> [Problem details]:
Reproduce the entries verbatim; no pictures.
(Data for processing)
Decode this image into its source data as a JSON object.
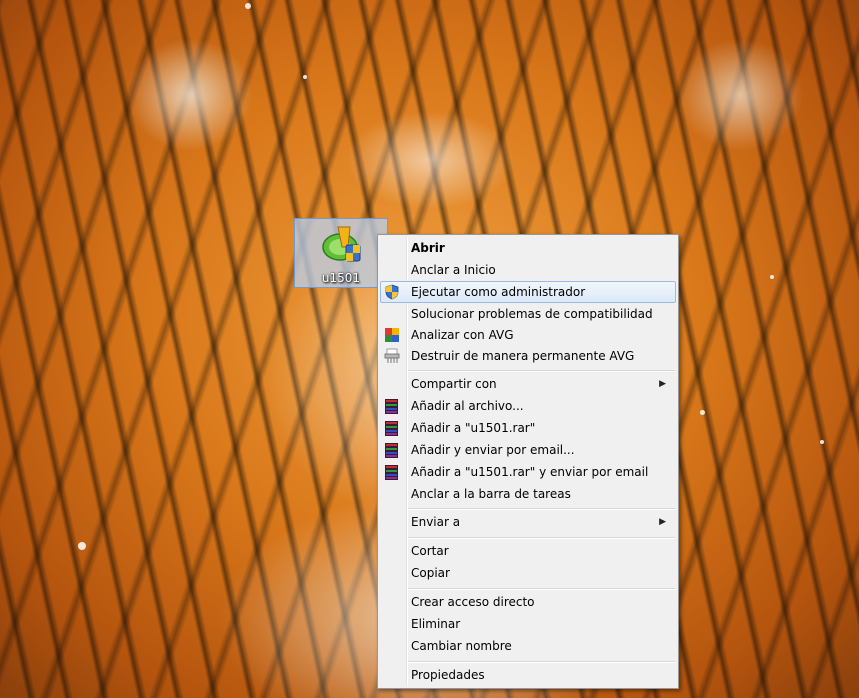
{
  "desktop": {
    "icon": {
      "label": "u1501",
      "icon_name": "installer-app-icon"
    }
  },
  "context_menu": {
    "items": {
      "abrir": "Abrir",
      "anclar_inicio": "Anclar a Inicio",
      "ejecutar_admin": "Ejecutar como administrador",
      "solucionar": "Solucionar problemas de compatibilidad",
      "analizar_avg": "Analizar con AVG",
      "destruir_avg": "Destruir de manera permanente AVG",
      "compartir": "Compartir con",
      "anadir_archivo": "Añadir al archivo...",
      "anadir_rar": "Añadir a \"u1501.rar\"",
      "anadir_email": "Añadir y enviar por email...",
      "anadir_rar_email": "Añadir a \"u1501.rar\" y enviar por email",
      "anclar_barra": "Anclar a la barra de tareas",
      "enviar_a": "Enviar a",
      "cortar": "Cortar",
      "copiar": "Copiar",
      "crear_acceso": "Crear acceso directo",
      "eliminar": "Eliminar",
      "cambiar_nombre": "Cambiar nombre",
      "propiedades": "Propiedades"
    },
    "highlighted_item": "Ejecutar como administrador",
    "icons": {
      "ejecutar_admin": "uac-shield-icon",
      "analizar_avg": "avg-icon",
      "destruir_avg": "shredder-icon",
      "winrar": "winrar-icon",
      "submenu": "chevron-right-icon"
    },
    "colors": {
      "menu_background": "#f0f0f0",
      "highlight_background": "#dde9f8",
      "highlight_border": "#9bbbe3"
    }
  }
}
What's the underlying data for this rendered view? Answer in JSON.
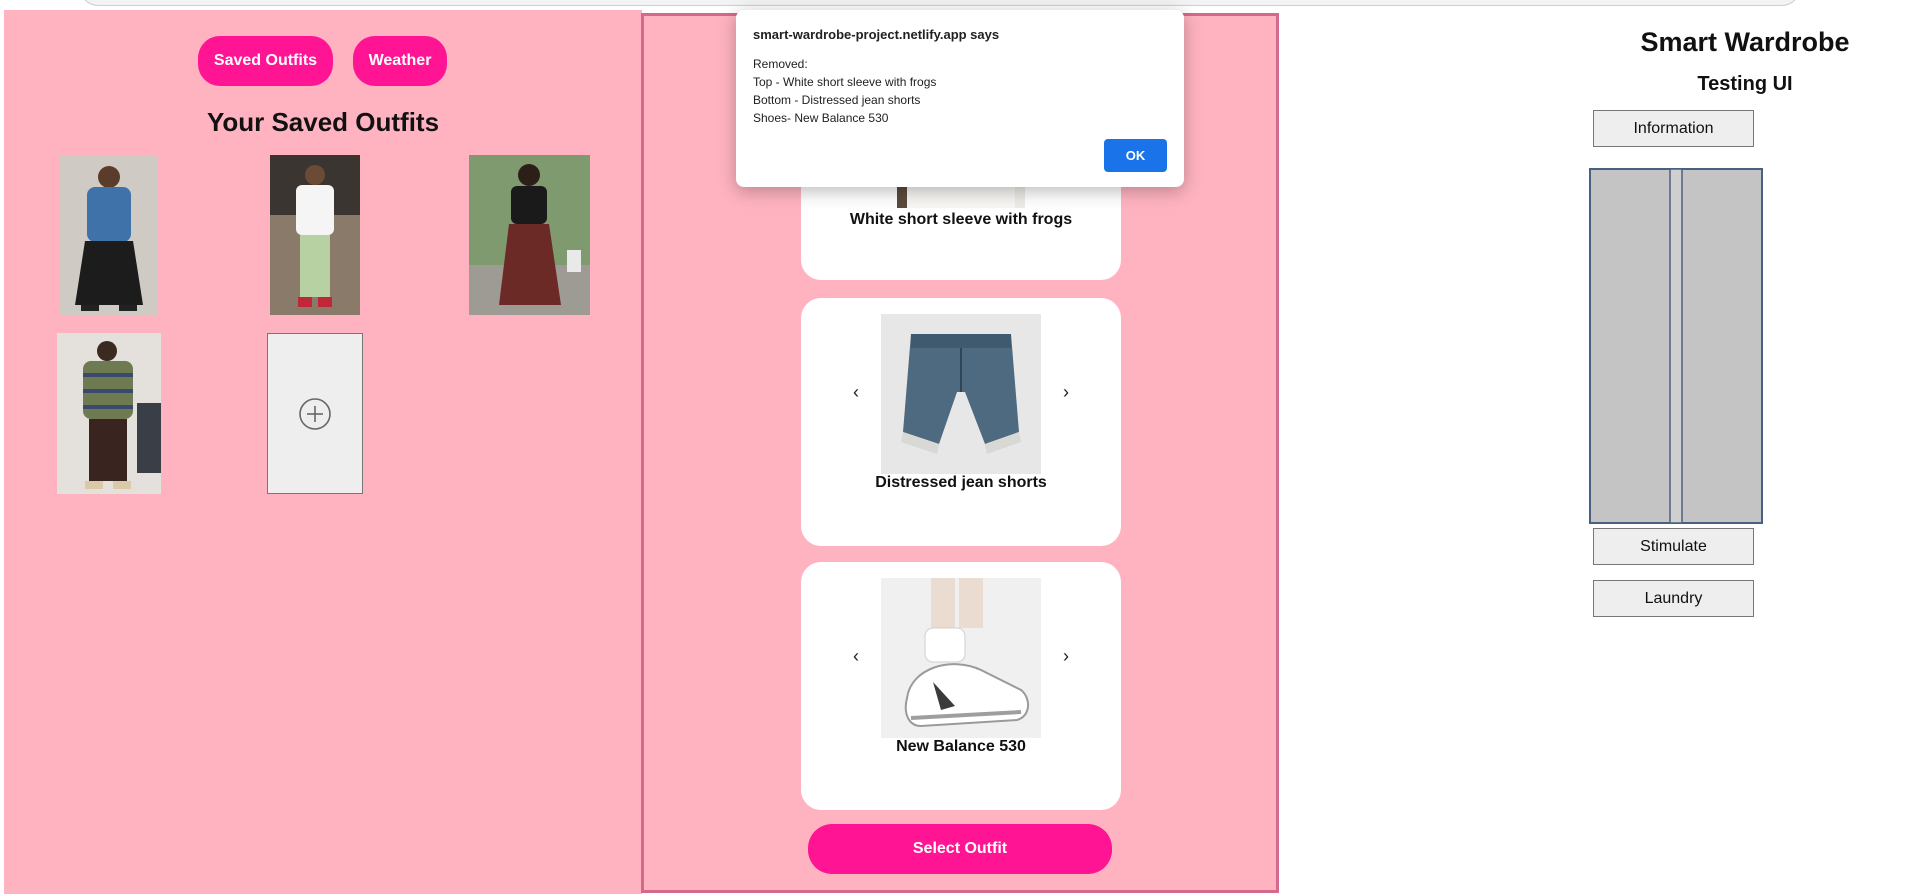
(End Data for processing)
> [Solution]:
Decode this image into its source data as a JSON object.
{
  "desktop": {
    "icon": {
      "label": "u1501",
      "icon_name": "installer-app-icon"
    }
  },
  "context_menu": {
    "items": {
      "abrir": "Abrir",
      "anclar_inicio": "Anclar a Inicio",
      "ejecutar_admin": "Ejecutar como administrador",
      "solucionar": "Solucionar problemas de compatibilidad",
      "analizar_avg": "Analizar con AVG",
      "destruir_avg": "Destruir de manera permanente AVG",
      "compartir": "Compartir con",
      "anadir_archivo": "Añadir al archivo...",
      "anadir_rar": "Añadir a \"u1501.rar\"",
      "anadir_email": "Añadir y enviar por email...",
      "anadir_rar_email": "Añadir a \"u1501.rar\" y enviar por email",
      "anclar_barra": "Anclar a la barra de tareas",
      "enviar_a": "Enviar a",
      "cortar": "Cortar",
      "copiar": "Copiar",
      "crear_acceso": "Crear acceso directo",
      "eliminar": "Eliminar",
      "cambiar_nombre": "Cambiar nombre",
      "propiedades": "Propiedades"
    },
    "highlighted_item": "Ejecutar como administrador",
    "icons": {
      "ejecutar_admin": "uac-shield-icon",
      "analizar_avg": "avg-icon",
      "destruir_avg": "shredder-icon",
      "winrar": "winrar-icon",
      "submenu": "chevron-right-icon"
    },
    "colors": {
      "menu_background": "#f0f0f0",
      "highlight_background": "#dde9f8",
      "highlight_border": "#9bbbe3"
    }
  }
}
What's the underlying data for this rendered view? Answer in JSON.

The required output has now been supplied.